• Assignment:
Copy out each line of the data that holds the word "title".

• Input for this task:
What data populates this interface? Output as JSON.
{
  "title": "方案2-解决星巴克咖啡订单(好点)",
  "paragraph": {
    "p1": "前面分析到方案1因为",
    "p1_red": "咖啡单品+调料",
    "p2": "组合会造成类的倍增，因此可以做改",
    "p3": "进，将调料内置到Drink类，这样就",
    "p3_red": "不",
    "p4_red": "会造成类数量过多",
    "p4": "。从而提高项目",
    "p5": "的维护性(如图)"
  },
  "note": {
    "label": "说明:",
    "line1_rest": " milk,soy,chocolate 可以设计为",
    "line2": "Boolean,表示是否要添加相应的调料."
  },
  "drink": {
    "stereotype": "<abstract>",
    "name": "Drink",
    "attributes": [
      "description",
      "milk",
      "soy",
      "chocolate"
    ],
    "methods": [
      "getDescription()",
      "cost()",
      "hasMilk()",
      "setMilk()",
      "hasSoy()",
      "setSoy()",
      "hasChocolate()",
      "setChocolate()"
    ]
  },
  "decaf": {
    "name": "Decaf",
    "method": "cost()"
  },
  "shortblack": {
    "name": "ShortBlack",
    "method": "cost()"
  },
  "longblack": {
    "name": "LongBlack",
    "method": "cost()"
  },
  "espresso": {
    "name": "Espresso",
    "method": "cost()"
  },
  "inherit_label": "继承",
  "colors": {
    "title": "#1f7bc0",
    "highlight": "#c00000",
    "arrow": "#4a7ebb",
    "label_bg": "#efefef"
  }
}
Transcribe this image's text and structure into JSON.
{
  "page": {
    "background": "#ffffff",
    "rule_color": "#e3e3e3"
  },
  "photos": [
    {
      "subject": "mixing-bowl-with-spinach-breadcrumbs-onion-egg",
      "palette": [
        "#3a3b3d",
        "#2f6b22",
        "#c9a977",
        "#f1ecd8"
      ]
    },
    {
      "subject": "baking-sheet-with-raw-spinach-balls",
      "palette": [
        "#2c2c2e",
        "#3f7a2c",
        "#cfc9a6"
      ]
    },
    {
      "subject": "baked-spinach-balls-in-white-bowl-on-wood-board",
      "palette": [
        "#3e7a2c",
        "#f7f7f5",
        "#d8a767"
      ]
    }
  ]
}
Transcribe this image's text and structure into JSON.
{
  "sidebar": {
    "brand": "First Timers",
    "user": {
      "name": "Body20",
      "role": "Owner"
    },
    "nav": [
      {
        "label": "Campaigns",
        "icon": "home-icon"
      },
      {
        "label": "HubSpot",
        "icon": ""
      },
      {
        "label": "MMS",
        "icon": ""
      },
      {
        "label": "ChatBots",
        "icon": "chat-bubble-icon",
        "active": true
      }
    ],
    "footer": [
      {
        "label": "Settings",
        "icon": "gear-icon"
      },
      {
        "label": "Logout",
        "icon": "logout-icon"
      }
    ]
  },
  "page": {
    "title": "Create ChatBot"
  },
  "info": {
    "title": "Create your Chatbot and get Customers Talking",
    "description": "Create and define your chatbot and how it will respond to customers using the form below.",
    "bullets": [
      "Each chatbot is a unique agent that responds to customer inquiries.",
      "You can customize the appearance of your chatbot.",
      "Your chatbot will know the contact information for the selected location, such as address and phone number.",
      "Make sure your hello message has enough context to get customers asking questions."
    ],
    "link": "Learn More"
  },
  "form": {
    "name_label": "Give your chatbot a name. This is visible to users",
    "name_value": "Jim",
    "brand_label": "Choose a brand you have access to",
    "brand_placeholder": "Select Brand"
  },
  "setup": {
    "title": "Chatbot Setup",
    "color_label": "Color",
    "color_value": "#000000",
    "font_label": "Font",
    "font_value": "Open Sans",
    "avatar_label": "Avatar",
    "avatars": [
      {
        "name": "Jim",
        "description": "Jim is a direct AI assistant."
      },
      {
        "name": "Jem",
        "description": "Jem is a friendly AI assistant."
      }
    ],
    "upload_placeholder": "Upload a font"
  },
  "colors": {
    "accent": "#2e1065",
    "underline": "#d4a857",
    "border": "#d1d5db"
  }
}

• Response:
  "title": "方案2-解决星巴克咖啡订单(好点)",
    "title": "#1f7bc0",
    "title": "Create ChatBot"
    "title": "Create your Chatbot and get Customers Talking",
    "title": "Chatbot Setup",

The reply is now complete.